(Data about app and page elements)

>>

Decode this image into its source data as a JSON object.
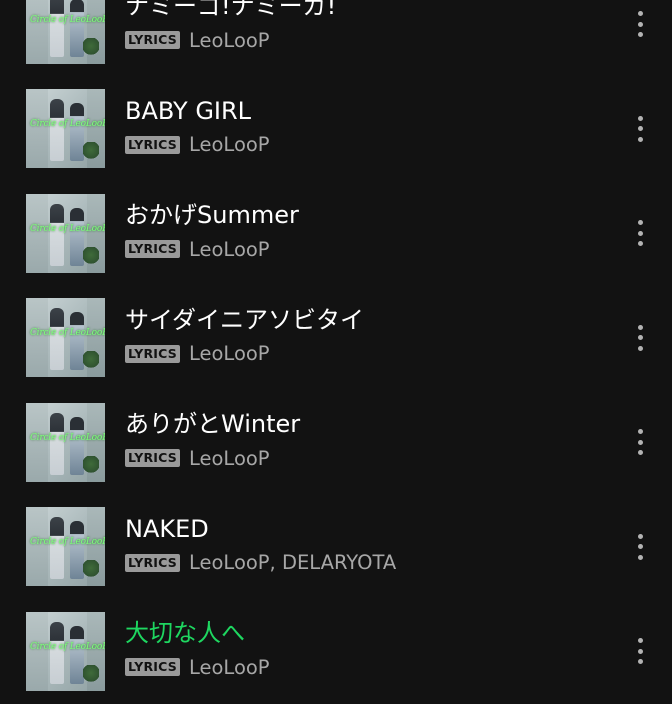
{
  "tracks": [
    {
      "title": "ナミーゴ!ナミーガ!",
      "badge": "LYRICS",
      "artist": "LeoLooP",
      "cover_text": "Circle of LeoLooP",
      "active": false
    },
    {
      "title": "BABY GIRL",
      "badge": "LYRICS",
      "artist": "LeoLooP",
      "cover_text": "Circle of LeoLooP",
      "active": false
    },
    {
      "title": "おかげSummer",
      "badge": "LYRICS",
      "artist": "LeoLooP",
      "cover_text": "Circle of LeoLooP",
      "active": false
    },
    {
      "title": "サイダイニアソビタイ",
      "badge": "LYRICS",
      "artist": "LeoLooP",
      "cover_text": "Circle of LeoLooP",
      "active": false
    },
    {
      "title": "ありがとWinter",
      "badge": "LYRICS",
      "artist": "LeoLooP",
      "cover_text": "Circle of LeoLooP",
      "active": false
    },
    {
      "title": "NAKED",
      "badge": "LYRICS",
      "artist": "LeoLooP, DELARYOTA",
      "cover_text": "Circle of LeoLooP",
      "active": false
    },
    {
      "title": "大切な人へ",
      "badge": "LYRICS",
      "artist": "LeoLooP",
      "cover_text": "Circle of LeoLooP",
      "active": true
    }
  ],
  "icons": {
    "more": "more-vertical-icon"
  },
  "colors": {
    "background": "#121212",
    "title": "#ffffff",
    "active_title": "#1ed760",
    "artist": "#a7a7a7",
    "badge_bg": "#9a9a9a",
    "badge_text": "#121212",
    "cover_title": "#7dff7a"
  }
}
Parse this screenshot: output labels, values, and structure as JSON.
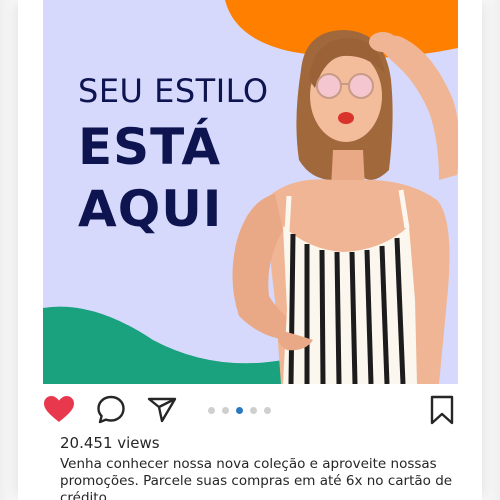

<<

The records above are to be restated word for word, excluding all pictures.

Decode this image into its source data as a JSON object.
{
  "tracks": [
    {
      "title": "ナミーゴ!ナミーガ!",
      "badge": "LYRICS",
      "artist": "LeoLooP",
      "cover_text": "Circle of LeoLooP",
      "active": false
    },
    {
      "title": "BABY GIRL",
      "badge": "LYRICS",
      "artist": "LeoLooP",
      "cover_text": "Circle of LeoLooP",
      "active": false
    },
    {
      "title": "おかげSummer",
      "badge": "LYRICS",
      "artist": "LeoLooP",
      "cover_text": "Circle of LeoLooP",
      "active": false
    },
    {
      "title": "サイダイニアソビタイ",
      "badge": "LYRICS",
      "artist": "LeoLooP",
      "cover_text": "Circle of LeoLooP",
      "active": false
    },
    {
      "title": "ありがとWinter",
      "badge": "LYRICS",
      "artist": "LeoLooP",
      "cover_text": "Circle of LeoLooP",
      "active": false
    },
    {
      "title": "NAKED",
      "badge": "LYRICS",
      "artist": "LeoLooP, DELARYOTA",
      "cover_text": "Circle of LeoLooP",
      "active": false
    },
    {
      "title": "大切な人へ",
      "badge": "LYRICS",
      "artist": "LeoLooP",
      "cover_text": "Circle of LeoLooP",
      "active": true
    }
  ],
  "icons": {
    "more": "more-vertical-icon"
  },
  "colors": {
    "background": "#121212",
    "title": "#ffffff",
    "active_title": "#1ed760",
    "artist": "#a7a7a7",
    "badge_bg": "#9a9a9a",
    "badge_text": "#121212",
    "cover_title": "#7dff7a"
  }
}
Parse this screenshot: output labels, values, and structure as JSON.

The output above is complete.